## Required action
The response should contain only those lines of the entries below that include the string "navigator".

## Records provided

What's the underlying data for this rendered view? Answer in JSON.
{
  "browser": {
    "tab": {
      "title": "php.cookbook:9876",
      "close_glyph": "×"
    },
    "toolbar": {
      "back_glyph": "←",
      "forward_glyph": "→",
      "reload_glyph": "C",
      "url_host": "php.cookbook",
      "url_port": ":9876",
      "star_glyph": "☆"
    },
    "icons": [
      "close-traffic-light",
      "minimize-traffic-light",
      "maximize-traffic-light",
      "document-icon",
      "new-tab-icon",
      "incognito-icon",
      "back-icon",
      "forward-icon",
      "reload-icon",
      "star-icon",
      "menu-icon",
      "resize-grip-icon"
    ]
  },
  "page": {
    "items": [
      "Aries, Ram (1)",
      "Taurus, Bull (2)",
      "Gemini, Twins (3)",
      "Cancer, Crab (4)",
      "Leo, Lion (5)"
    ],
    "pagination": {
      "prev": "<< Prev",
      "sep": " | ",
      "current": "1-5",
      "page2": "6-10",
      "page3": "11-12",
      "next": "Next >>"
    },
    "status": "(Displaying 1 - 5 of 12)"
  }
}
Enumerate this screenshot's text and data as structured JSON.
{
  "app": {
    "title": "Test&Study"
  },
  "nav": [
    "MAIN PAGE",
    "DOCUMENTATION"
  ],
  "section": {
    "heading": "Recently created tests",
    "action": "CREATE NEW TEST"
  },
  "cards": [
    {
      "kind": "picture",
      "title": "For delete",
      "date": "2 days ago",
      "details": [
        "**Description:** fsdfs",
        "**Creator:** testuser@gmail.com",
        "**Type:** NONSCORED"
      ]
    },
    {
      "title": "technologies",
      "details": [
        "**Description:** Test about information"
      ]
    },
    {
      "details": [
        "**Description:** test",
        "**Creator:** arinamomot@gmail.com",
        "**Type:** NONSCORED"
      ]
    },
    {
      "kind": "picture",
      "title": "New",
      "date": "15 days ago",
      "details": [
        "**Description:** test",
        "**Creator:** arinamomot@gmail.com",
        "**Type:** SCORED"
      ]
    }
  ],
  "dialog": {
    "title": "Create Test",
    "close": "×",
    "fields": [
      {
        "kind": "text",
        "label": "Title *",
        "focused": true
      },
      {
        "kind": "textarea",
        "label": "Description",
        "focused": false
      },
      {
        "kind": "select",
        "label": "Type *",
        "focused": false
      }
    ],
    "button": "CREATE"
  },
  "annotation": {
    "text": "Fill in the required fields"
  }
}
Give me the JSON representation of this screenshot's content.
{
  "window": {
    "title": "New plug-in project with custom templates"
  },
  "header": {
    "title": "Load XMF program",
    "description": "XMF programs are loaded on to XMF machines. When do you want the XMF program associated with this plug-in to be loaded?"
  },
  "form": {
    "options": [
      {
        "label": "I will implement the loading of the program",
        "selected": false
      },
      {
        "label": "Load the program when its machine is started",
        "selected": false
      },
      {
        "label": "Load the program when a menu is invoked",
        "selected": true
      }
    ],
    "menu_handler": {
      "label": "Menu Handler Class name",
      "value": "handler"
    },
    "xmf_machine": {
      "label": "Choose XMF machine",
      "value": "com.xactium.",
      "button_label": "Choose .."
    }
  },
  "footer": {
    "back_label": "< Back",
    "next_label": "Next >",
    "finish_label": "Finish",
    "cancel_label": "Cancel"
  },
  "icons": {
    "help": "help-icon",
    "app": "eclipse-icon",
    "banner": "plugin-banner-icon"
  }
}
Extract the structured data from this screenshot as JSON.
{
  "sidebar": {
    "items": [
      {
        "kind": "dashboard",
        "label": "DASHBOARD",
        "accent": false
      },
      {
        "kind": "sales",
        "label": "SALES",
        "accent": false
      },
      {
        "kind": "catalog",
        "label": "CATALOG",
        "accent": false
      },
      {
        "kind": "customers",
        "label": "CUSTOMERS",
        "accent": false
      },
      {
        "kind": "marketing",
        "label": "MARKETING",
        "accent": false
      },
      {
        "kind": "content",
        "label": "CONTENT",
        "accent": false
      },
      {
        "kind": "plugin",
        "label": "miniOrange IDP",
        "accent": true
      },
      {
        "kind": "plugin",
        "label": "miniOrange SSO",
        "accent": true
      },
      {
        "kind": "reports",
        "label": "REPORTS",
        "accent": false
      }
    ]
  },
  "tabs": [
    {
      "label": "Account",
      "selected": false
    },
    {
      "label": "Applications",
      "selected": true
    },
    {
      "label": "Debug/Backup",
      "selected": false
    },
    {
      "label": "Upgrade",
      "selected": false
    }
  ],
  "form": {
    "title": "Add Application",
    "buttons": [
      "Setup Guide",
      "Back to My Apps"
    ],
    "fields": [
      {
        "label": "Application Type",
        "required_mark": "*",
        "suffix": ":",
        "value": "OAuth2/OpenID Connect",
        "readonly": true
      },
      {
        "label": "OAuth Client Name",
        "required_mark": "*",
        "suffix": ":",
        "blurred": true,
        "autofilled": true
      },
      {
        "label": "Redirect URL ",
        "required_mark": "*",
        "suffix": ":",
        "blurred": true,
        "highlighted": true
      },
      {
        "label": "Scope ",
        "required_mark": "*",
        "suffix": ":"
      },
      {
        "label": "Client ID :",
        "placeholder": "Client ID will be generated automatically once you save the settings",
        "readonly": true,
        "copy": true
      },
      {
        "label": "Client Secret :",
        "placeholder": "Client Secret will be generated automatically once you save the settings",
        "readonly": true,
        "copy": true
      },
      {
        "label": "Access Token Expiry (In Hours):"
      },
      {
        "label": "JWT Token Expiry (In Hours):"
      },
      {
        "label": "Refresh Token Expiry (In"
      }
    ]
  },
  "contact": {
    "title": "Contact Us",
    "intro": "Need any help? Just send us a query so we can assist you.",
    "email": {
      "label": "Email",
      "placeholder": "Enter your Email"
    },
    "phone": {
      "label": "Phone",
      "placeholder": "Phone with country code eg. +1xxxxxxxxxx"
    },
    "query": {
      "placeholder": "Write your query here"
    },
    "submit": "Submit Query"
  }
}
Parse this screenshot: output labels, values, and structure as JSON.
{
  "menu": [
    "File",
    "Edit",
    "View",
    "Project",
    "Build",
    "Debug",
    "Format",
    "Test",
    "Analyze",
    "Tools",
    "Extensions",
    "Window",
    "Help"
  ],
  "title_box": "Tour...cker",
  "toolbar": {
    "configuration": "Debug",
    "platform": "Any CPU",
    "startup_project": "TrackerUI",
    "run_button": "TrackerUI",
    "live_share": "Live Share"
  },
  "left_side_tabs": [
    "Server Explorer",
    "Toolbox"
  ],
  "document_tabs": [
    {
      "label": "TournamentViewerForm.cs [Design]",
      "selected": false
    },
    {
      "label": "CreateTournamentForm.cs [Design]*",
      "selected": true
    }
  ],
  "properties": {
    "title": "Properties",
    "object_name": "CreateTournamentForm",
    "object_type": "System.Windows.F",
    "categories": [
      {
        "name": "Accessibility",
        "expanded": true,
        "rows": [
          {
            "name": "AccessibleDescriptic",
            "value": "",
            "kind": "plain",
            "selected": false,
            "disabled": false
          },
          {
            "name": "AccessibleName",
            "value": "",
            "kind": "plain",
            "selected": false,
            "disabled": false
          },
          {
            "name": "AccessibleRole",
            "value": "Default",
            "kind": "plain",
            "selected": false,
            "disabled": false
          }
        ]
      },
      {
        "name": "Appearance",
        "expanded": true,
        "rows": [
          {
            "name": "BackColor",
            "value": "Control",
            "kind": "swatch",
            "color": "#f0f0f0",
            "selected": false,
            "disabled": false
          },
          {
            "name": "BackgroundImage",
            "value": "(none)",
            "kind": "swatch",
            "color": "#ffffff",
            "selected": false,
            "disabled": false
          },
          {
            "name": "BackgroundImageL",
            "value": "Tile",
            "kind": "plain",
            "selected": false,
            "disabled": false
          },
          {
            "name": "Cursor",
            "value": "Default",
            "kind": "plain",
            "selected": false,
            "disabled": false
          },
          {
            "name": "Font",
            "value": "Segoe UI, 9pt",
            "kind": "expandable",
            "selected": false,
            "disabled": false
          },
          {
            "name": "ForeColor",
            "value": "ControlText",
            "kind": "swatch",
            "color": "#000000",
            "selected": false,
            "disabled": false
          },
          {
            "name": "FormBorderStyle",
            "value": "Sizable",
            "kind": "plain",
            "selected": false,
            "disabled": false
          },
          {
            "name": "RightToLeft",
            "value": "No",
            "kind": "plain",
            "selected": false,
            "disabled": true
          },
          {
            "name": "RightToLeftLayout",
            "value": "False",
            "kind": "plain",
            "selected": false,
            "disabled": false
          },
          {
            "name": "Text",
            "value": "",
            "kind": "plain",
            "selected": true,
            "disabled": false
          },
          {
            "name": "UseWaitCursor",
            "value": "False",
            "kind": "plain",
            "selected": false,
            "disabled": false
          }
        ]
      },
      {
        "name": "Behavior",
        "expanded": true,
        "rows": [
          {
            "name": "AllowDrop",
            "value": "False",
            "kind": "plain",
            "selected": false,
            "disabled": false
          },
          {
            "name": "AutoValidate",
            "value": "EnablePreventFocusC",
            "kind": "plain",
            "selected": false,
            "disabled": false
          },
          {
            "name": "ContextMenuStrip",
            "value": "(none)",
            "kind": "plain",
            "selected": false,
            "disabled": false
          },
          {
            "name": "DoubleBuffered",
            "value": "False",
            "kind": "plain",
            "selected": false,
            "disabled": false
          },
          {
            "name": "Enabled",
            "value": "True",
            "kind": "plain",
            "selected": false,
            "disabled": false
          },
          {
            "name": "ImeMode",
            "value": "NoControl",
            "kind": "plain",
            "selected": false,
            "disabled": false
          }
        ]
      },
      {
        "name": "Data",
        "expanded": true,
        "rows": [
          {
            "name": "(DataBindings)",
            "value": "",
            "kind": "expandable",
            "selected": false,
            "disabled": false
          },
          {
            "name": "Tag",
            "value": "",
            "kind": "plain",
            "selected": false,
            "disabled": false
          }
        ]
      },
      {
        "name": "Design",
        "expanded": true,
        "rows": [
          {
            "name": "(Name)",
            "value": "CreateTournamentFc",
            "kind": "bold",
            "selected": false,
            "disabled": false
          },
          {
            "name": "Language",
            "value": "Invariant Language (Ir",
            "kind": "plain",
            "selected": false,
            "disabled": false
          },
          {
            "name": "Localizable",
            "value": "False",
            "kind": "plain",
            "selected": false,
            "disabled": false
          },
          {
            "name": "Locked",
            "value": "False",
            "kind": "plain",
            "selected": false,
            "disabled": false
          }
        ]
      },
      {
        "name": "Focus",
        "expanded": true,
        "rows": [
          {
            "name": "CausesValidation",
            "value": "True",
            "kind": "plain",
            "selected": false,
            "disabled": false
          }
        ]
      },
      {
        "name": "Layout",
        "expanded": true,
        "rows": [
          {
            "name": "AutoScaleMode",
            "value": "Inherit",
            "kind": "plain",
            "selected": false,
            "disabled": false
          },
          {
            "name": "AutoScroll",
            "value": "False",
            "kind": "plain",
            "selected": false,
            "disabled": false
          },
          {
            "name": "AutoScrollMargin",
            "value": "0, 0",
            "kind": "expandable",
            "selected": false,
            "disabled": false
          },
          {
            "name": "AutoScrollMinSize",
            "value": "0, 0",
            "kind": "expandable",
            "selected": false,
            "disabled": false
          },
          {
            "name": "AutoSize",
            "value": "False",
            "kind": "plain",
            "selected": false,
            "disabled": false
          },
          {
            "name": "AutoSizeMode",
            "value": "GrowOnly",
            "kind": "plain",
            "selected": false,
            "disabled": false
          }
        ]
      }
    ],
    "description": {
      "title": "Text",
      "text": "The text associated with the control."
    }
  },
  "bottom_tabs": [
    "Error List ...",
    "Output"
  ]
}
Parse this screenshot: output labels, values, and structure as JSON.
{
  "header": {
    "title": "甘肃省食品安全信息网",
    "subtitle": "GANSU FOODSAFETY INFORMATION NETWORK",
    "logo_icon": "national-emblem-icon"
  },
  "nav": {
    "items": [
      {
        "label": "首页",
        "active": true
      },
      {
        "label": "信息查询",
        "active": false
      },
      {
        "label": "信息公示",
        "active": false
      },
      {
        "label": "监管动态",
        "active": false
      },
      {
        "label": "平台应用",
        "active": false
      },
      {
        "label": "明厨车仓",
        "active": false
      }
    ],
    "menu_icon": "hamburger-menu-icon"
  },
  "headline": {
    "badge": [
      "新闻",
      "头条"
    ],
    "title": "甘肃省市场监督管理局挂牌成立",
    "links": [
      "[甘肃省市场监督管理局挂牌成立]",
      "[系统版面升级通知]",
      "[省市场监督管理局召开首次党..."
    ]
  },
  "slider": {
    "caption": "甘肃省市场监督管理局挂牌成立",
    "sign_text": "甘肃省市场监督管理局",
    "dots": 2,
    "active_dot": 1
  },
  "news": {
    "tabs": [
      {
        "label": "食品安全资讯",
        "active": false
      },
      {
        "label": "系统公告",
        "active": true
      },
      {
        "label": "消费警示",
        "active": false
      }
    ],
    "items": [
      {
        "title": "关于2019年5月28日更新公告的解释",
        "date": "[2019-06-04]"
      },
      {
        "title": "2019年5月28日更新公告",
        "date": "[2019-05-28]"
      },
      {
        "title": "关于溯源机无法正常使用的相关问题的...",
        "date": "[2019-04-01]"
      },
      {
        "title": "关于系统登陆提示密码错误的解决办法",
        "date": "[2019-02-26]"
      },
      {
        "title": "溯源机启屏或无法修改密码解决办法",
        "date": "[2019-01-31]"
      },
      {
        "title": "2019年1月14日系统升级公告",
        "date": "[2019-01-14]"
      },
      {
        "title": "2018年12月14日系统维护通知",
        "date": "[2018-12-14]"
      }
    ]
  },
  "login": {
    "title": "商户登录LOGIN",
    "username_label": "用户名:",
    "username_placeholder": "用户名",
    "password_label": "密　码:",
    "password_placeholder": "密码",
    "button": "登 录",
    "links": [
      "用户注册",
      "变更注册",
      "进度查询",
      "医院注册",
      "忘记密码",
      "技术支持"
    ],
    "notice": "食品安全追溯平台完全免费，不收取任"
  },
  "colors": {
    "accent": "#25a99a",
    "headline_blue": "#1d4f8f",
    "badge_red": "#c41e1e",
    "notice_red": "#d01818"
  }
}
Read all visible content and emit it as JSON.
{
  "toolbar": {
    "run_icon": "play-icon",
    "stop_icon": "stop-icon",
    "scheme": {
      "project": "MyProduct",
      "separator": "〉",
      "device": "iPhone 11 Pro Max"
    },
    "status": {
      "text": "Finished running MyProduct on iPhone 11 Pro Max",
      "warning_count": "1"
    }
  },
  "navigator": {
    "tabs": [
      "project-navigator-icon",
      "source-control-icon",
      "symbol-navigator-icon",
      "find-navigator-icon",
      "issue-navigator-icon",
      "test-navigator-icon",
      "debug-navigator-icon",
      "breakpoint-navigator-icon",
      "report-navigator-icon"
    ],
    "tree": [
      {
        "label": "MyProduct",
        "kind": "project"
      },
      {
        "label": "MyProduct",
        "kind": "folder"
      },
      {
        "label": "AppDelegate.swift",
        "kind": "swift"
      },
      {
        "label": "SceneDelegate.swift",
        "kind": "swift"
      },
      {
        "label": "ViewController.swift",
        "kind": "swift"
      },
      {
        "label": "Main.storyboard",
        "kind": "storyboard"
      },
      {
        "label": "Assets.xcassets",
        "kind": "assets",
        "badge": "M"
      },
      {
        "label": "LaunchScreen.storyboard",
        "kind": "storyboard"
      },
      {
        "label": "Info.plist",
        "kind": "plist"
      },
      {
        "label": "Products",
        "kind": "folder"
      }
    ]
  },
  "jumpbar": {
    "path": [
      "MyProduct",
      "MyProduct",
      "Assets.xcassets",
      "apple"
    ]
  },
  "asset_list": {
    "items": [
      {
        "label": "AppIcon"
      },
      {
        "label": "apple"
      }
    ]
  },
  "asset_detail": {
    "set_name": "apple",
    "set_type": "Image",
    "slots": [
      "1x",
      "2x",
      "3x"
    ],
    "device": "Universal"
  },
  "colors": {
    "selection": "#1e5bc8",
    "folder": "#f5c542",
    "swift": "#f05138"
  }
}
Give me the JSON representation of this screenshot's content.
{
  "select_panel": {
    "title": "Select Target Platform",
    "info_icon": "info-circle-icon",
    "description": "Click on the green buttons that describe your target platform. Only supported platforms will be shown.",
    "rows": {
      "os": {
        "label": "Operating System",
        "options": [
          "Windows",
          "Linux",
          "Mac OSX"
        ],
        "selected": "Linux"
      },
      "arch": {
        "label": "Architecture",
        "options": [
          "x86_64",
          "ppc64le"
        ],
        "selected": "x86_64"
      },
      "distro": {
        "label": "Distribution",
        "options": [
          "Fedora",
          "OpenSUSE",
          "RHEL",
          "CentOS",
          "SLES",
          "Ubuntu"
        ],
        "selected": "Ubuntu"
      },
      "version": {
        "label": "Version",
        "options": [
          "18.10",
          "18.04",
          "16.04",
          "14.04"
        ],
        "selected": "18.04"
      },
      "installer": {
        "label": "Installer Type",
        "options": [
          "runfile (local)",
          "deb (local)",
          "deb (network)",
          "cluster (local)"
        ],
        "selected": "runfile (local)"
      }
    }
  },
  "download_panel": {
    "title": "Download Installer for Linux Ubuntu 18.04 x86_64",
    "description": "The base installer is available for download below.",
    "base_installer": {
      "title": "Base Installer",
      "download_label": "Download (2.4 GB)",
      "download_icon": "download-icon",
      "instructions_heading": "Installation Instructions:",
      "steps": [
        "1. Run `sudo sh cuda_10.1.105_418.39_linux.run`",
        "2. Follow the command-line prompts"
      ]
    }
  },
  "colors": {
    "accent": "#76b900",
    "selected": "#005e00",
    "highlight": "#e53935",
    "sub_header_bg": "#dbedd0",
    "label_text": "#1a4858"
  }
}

## Result for this exercise
  "navigator": {
      "project-navigator-icon",
      "symbol-navigator-icon",
      "find-navigator-icon",
      "issue-navigator-icon",
      "test-navigator-icon",
      "debug-navigator-icon",
      "breakpoint-navigator-icon",
      "report-navigator-icon"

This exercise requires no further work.